Posted by vickyrossi on 16th November 2006
With best wishes from Bethlehem The Hope Flowers School is a unique institution where students receive a human-rights based education alongside the formal national curriculum. The school is located in Al-Khader, a village on the outskirts of Bethlehem. It was founded in 1984 by Hussein Issa, a Palestinian man whose family was forced to flee their home in 1948 following the violence that marked the inauguration of the State of Israel. Since 2001, the school has been run by his son Ibrahim, who continues to ensure that the 250+ pupils at the school receive peace education alongside the mandatory school curriculum. The school is open to pupils aged 4-13.
Excerpts of the interview with Ibrahim Issa:

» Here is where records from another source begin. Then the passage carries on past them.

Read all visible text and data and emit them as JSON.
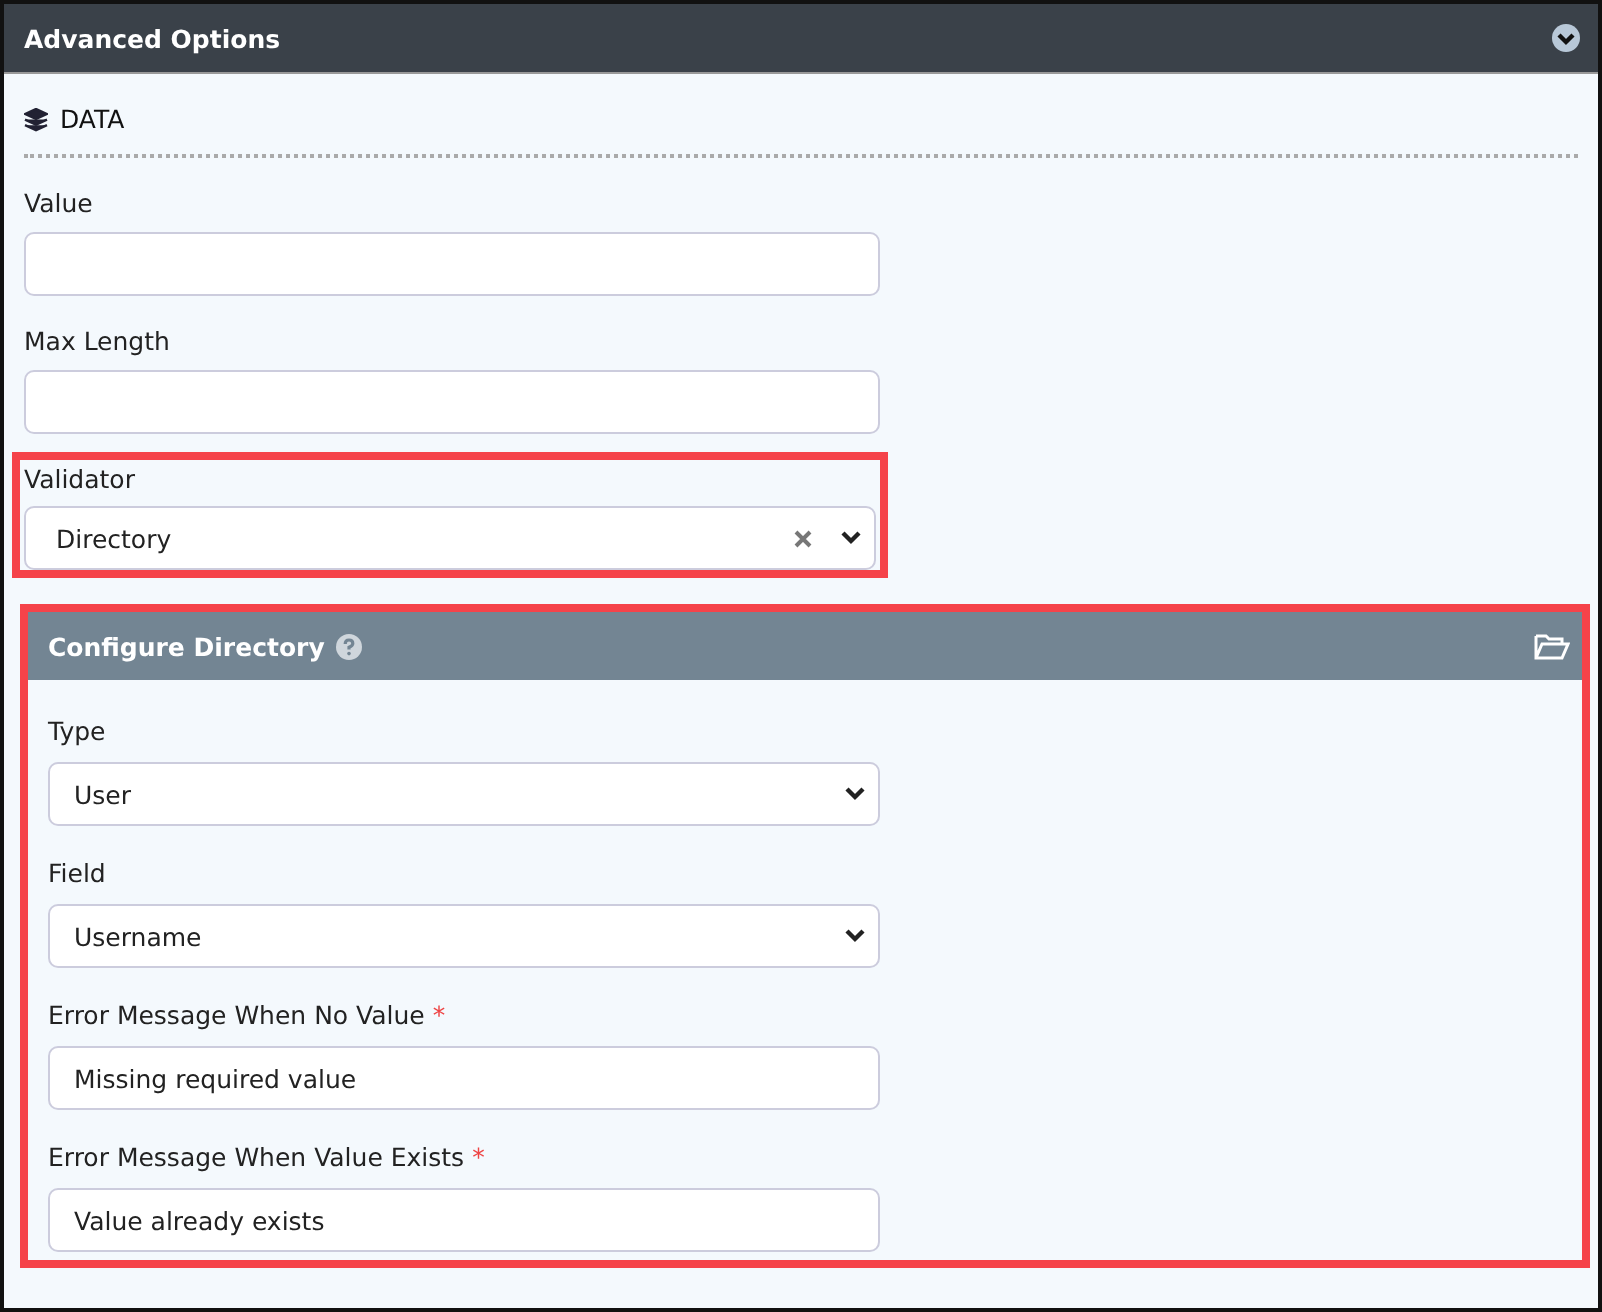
{
  "panel": {
    "title": "Advanced Options",
    "expanded": true
  },
  "section": {
    "title": "DATA"
  },
  "fields": [
    {
      "label": "Value",
      "kind": "text",
      "highlighted": false
    },
    {
      "label": "Max Length",
      "kind": "text",
      "highlighted": false
    },
    {
      "label": "Validator",
      "kind": "clearable-select",
      "value": "Directory",
      "highlighted": true
    }
  ],
  "subpanel": {
    "title": "Configure Directory",
    "highlighted": true,
    "fields": [
      {
        "label": "Type",
        "kind": "select",
        "value": "User"
      },
      {
        "label": "Field",
        "kind": "select",
        "value": "Username"
      },
      {
        "label": "Error Message When No Value",
        "kind": "text",
        "value": "Missing required value",
        "required_mark": "*"
      },
      {
        "label": "Error Message When Value Exists",
        "kind": "text",
        "value": "Value already exists",
        "required_mark": "*"
      }
    ]
  }
}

"Regarding peace, democracy, nonviolence, leadership, empowerment, these are all elements in peace education. Two years ago we began to ask ourselves, 'What is the common theme of all these topics?' and 'What's the purpose of education in general?' We decided that the purpose of education is the wellbeing of the human being and to contribute to human development. We also decided that the common ground for these subjects of peace education is human rights."

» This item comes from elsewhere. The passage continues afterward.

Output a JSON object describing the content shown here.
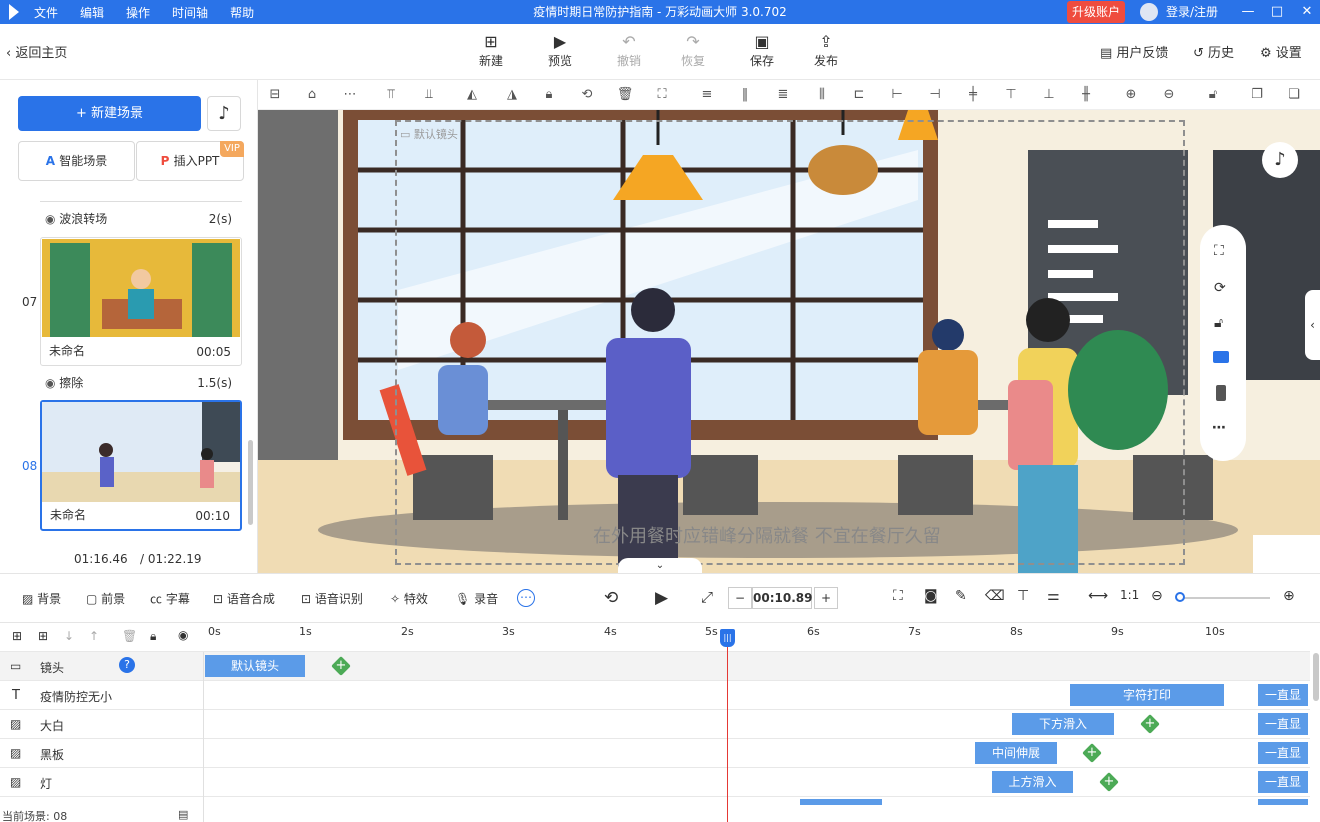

"We define here that every act of violence is the result of an unhealed wound. In order to prevent a future escalation of violence, to restore peace and calmness within the human being and also to prepare the ground for a future reconciliation, we need here to heal the traumas."
"At Hope Flowers we focus on the Palestinian-Israeli aspect because fear and stigmatising starts when people don't meet, don't interact with each other. This is why we always defend our model because you can't create peace while you are isolated, while one is here and the other is there. [...]... from the very first day that the school was established here we started to create contacts and to build partnerships with Israeli schools, organisations and individuals, who believe in peace and coexistence. We had an Israeli volunteers programme before the Intifada. We have also open days here in the Hope Flowers School for Israelis, who want to come and listen and see what we are doing. In 1999, before the Intifada, we had 700 Israelis visit the school - just to hear what we are doing here."

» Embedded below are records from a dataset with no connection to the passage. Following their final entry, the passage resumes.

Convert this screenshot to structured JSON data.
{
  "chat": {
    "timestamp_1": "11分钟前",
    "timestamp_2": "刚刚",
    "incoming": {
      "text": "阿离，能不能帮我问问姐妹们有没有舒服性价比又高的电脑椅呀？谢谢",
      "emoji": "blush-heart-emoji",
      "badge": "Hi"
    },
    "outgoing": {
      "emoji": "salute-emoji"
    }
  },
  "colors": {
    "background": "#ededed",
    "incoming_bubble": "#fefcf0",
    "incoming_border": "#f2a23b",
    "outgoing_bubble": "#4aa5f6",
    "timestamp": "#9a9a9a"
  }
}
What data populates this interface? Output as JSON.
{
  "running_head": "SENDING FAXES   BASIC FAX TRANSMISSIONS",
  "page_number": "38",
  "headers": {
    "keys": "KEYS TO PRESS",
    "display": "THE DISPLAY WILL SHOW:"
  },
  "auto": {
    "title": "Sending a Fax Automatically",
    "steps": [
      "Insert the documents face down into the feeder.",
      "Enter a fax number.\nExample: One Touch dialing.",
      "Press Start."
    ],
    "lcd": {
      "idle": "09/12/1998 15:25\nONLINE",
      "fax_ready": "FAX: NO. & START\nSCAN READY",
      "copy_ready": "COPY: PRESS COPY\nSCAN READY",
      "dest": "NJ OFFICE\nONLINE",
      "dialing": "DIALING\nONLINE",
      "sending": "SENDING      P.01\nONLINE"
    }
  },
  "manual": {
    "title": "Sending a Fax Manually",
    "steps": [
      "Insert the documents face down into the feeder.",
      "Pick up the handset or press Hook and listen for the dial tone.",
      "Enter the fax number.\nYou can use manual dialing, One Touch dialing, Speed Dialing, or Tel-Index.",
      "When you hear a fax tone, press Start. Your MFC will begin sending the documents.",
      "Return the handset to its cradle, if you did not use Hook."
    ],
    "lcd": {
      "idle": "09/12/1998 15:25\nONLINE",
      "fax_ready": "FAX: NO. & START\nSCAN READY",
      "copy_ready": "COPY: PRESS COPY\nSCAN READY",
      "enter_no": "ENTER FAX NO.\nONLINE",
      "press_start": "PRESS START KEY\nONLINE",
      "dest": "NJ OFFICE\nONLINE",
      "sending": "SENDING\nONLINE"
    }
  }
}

"You know students are very much affected by the opinions of their teachers. If teachers say, 'All Palestinians are bad' then students will grow up with that idea, but if the teacher chooses tolerance and respect for all humans, saying that even if we have differences we can resolve our differences in a peaceful way, then that is a very positive model for the students."
"We teach that all humans have the right to live irrespective of their religion, colour or nationality and that we can share this land together, coexisting here together, able to see each other as human beings. It is very important that our students and the Israeli students also see this very general common ground - that we are all humans and that we all have the right to live. This is the way we get beyond history and religion." Read the rest of this entry -